In J’Ouvert, London’s Notting Hill Carnival has been brought to life on the West End stage with an impressive cast of four women. Yasmin Joseph’s show meaningfully captures the reality of the carnival experience in twenty-first century London whilst remaining undeniably fun. Under the direction of Rebekah Murrell, it bursts with colour, music and joy; it’s easily the most fun I’ve had in the West End in a long time.
It’s 2017 and Nadine (Gabrielle Brooks) is competing in the carnival dancing competition, Face of the Fête. She sports a tight pink lycra bodysuit with matching shorts. Upon her beautifully braided hair is a jewelled headband which sits like a crown. To complete her outfit, she wears phoenix-like indigo-coloured wings. If she wins the competition, she’d become one of the first dark-skinned Black women to feature on the cover of Island Vogue magazine plus win an all-expenses paid trip to St Lucia. Jade (Sapphire Joy) provides unwavering support as Nadine’s best friend and plans to make waves of her own during the day as a member of the West London Rising activist group.

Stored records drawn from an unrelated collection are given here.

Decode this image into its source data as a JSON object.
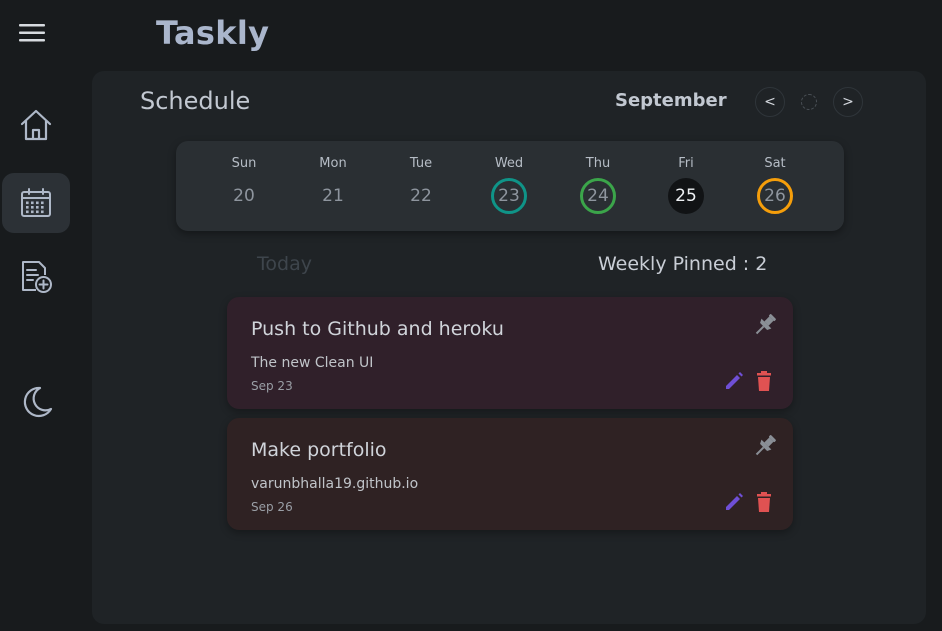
{
  "app": {
    "title": "Taskly"
  },
  "sidebar": {
    "items": [
      {
        "id": "home",
        "icon": "home-icon",
        "active": false
      },
      {
        "id": "schedule",
        "icon": "calendar-icon",
        "active": true
      },
      {
        "id": "add-task",
        "icon": "add-task-icon",
        "active": false
      },
      {
        "id": "theme",
        "icon": "moon-icon",
        "active": false
      }
    ]
  },
  "schedule": {
    "title": "Schedule",
    "month": "September",
    "prev_label": "<",
    "next_label": ">"
  },
  "week": {
    "days": [
      {
        "name": "Sun",
        "date": "20",
        "style": "plain"
      },
      {
        "name": "Mon",
        "date": "21",
        "style": "plain"
      },
      {
        "name": "Tue",
        "date": "22",
        "style": "plain"
      },
      {
        "name": "Wed",
        "date": "23",
        "style": "ring",
        "color": "#0f9488"
      },
      {
        "name": "Thu",
        "date": "24",
        "style": "ring",
        "color": "#3ba54a"
      },
      {
        "name": "Fri",
        "date": "25",
        "style": "selected"
      },
      {
        "name": "Sat",
        "date": "26",
        "style": "ring",
        "color": "#f59e0b"
      }
    ]
  },
  "filters": {
    "today_label": "Today",
    "pinned_label": "Weekly Pinned : 2"
  },
  "tasks": [
    {
      "title": "Push to Github and heroku",
      "description": "The new Clean UI",
      "date": "Sep 23",
      "background": "#30202a"
    },
    {
      "title": "Make portfolio",
      "description": "varunbhalla19.github.io",
      "date": "Sep 26",
      "background": "#2f2223"
    }
  ],
  "colors": {
    "edit": "#6f4fd6",
    "delete": "#e05252",
    "pin": "#8a8f96"
  }
}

The beautiful friendship between these female carnival-goers is at the heart of the show at it’s from their lens that the audience is invited to witness all the various shades and colours of the event: from the energetic head-turning dance moves; being squeezed into crowds; getting lost; paying for overpriced food; the creeping gentrification into an event that’s open to everyone.
The music, helmed by DJ Zuyane Russell, excites and brings you directly into the carnival mood. For audiences who have been deprived of all things resembling a party for a year and a half, it was spirit-lifting to vibe to the upbeat music in a communal setting.
In showcasing all that the carnival has to offer, the writing skilfully weaves in moments which expose the ugly misogyny from older aunties as well as flirtatious men. In an arena which gives women the space to exert their power and confidence, Nadine is still held back and cowers when she spots her older aunty in the crowd. She knows that her elder will spread gossip about her being ‘promiscuous’ just for dancing and wearing certain clothing. We also witness the way in which flirting from certain men can quickly escalate from flattery to consistent harassment. For all the street smarts and grit which Nadine and Jade share, it’s telling that they both strive to keep quiet when confronted by men rather than say something that might provoke them.
Brooks and Joy are versatile performers for their abilities to shape-shift into the other characters in the show with apparent ease. A highlight being their convincing portrayals of two older men selling flags by the side of the road.
I was confused by the inclusion of Jade’s well-meaning yet irritating ‘woke’ friend Nisha (Annice Boparai) who would make consistently grating comments about activism which she treated as a school project. I was slightly drawn into the heated conflict which builds between Nadine and Jade in which Nadine is forced to assert her stance on the meaning of the carnival and what competitions like the Face of the Fête stand for. But for the most part, I’m not sure whether Nisha’s character brought much to the overall show.
One element that I wish I was able immerse in a bit more was the legacy of the women who appear to Nadine in ghost form. At unexpected moments, these female spirits would spur Nadine to find the courage to continue dancing. But I left feeling uncertain as to who these women were meant to be and the connection between their history and the carnival.
But these are minor gripes on a brilliant piece which showcases the landmark event that is Notting Hill Carnival. It blends together its fun and celebratory aspects as well as its significance from a cultural perspective. After seeing a show like this, I can’t help but think what an exciting place the West End theatre scene would be if more venues committed to staging more engaging experiences of this calibre.
Photo Credit: Helen Murray
J’Ouvert is running at the Harold Pinter Theatre until 3 July at the time of writing.